Clare S. Sandy

 
 

I received my PhD in Linguistics from the University of California, Berkeley in the summer of 2017. My primary theoretical interests are in phonology, suprasegmentals, intonation, and the phonology-morphology interface. I am also interested in the documentation and description of endangered and understudied languages. Other interests include deep genetic relationships and linguistic prehistory. My work combines field research, corpus data, and archival materials. Here are some of the projects I have been involved in and languages I've worked on.

Projects

Email: csandy at berkeley dot edu

Contact

Karuk Prosodic Phonology

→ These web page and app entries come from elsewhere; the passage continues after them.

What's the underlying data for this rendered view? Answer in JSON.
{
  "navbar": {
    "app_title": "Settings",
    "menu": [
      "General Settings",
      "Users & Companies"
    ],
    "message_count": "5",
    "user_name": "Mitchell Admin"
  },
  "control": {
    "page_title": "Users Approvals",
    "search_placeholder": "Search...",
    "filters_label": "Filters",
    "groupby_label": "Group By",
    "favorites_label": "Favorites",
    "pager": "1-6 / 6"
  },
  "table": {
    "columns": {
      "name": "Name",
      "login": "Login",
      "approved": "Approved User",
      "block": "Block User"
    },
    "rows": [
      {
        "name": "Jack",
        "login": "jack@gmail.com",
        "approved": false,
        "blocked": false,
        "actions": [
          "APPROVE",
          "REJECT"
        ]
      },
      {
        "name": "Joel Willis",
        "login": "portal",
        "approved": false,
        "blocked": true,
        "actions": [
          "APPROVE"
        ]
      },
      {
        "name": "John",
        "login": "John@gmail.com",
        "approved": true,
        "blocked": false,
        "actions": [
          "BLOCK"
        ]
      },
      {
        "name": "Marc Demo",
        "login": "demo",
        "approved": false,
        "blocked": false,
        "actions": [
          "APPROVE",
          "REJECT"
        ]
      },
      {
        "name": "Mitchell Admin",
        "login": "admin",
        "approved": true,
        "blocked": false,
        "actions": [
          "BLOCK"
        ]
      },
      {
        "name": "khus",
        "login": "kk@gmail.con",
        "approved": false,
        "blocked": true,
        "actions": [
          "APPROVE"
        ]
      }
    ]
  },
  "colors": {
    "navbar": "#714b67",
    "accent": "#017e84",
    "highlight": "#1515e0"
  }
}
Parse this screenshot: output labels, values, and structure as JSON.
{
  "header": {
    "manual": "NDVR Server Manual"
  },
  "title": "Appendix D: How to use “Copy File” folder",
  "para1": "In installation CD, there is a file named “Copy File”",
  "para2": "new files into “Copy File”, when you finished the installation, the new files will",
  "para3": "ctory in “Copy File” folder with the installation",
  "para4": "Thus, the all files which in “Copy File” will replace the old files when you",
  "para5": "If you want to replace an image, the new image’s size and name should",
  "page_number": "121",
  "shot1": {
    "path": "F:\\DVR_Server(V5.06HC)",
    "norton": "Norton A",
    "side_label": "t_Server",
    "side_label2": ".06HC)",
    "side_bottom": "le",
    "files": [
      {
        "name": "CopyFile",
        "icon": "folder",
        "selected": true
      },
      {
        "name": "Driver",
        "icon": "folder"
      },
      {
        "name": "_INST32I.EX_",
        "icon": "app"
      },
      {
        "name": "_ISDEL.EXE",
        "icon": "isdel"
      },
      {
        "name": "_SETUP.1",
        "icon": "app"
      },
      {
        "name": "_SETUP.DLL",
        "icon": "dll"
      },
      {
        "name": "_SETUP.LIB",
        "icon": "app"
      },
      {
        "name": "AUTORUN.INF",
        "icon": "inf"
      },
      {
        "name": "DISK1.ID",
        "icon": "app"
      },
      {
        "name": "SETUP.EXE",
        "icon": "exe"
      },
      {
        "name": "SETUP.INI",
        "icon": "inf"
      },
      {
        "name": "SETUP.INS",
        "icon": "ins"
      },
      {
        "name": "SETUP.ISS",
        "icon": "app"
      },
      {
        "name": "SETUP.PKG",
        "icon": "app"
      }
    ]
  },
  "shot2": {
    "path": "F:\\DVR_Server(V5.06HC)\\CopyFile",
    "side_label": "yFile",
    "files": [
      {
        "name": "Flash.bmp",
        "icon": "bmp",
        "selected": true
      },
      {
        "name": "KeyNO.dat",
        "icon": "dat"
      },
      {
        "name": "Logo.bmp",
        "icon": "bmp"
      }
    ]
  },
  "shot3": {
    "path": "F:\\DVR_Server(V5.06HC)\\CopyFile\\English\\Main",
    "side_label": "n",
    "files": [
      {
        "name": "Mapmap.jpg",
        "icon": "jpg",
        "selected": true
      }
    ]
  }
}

My dissertation research focused on the prosodic phonology of Karuk, a Hokan isolate of Northern California. I found Karuk's complex system of surface accentuation is influenced by factors at various levels of the grammar. I have done fieldwork on these and other linguistic topics, and have participated in language documentation and description as part of a Karuk research group. With Profs. Andrew Garrett and Line Mikkelsen, the research group has developed the online Karuk dictionary and text corpus of the language, and works with the Karuk community to support their language revitalization efforts. My research has also involved locating and interpreting historical archived records and recordings of the language.


Omagua Documentation

I was part of a team of Berkeley students working with Prof. Lev Michael to document and describe Omagua, a highly endangered language of the Peruvian Amazon. Omagua is related to the Tupí-Guaraní language family in a way that is not yet well understood, so the project included investigating the linguistic and social history of the language. I spent two summers doing fieldwork with some of the last elderly speakers of the language in San Joaquin de Omaguas and Iquitos, Peru. We are using the grammatical data, lexicon, and recordings collected in the field to write a grammar of Omagua. My work has focused on topics relating to phonology, interrogatives, negation, information structure and word order.


Anchieta Translation

I have begun a translation of a 16th century grammar of Tupinambá, the Arte de Grammatica da Lingua mais Usada na Costa do Brasil by Joseph de Anchieta, from Portuguese to English. Tupinambá was a Tupí-Guaraní language spoken widely along the Brazilian coast upon the arrival of the Portuguese. As an early (and impressively linguistically sound) description of an indigenous South American language, this translation will provide not only a useful reference for English-speaking Amazonianists, but a fascinating document of general historic and linguistic interest.